## TASK
Where a line in the records holds "PolicySet", count it once; return only the final number.

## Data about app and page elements

******

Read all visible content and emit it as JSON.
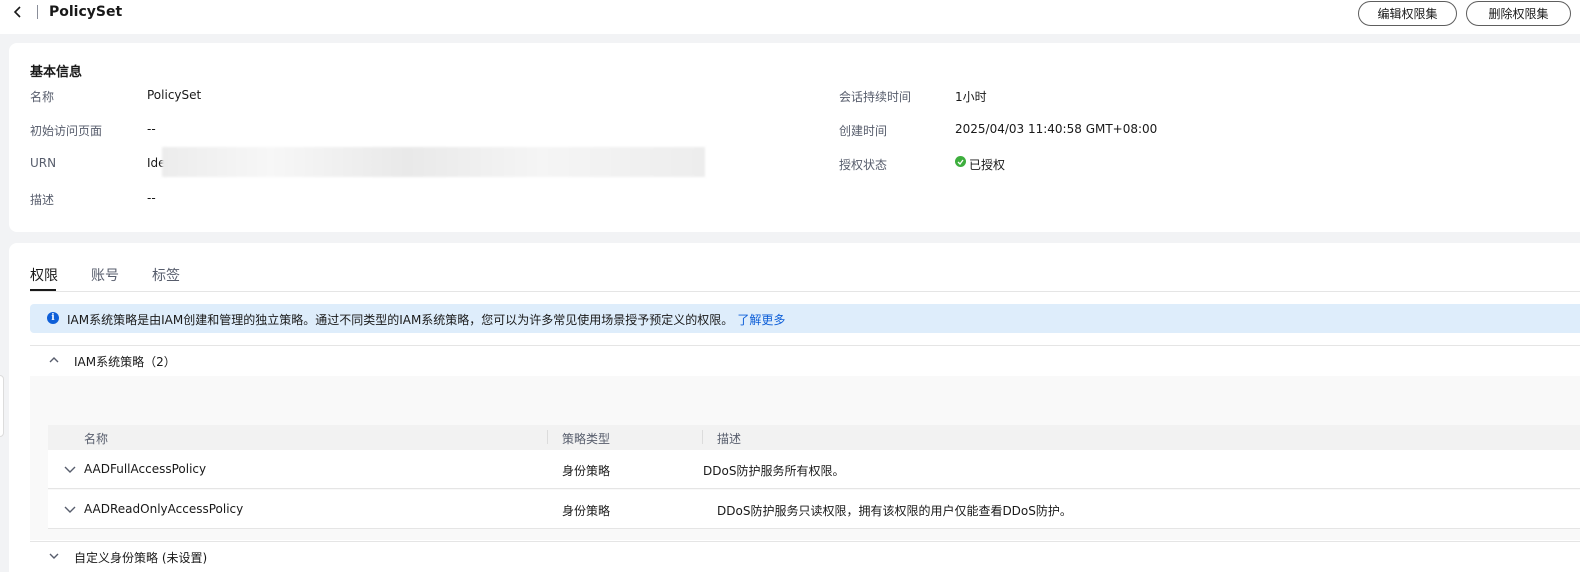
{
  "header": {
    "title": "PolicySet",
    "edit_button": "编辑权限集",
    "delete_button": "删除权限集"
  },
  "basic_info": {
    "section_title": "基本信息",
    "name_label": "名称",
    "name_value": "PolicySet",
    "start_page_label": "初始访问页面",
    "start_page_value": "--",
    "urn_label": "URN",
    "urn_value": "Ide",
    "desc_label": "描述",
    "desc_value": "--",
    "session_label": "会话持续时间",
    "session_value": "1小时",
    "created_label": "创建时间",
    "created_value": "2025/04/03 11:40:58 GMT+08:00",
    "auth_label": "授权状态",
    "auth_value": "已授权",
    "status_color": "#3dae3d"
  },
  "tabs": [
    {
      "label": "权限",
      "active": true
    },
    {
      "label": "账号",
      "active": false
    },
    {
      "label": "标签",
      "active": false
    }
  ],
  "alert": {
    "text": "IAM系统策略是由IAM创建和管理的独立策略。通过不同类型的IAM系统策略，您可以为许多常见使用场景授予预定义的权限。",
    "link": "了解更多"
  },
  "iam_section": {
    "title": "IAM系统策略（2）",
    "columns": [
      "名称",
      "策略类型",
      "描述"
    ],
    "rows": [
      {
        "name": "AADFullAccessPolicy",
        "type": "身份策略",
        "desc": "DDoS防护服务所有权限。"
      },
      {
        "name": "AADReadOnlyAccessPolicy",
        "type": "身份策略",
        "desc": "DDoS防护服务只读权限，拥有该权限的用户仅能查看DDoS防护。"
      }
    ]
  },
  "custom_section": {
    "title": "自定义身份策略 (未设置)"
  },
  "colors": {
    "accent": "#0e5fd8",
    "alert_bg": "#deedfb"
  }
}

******

## SOLUTION
2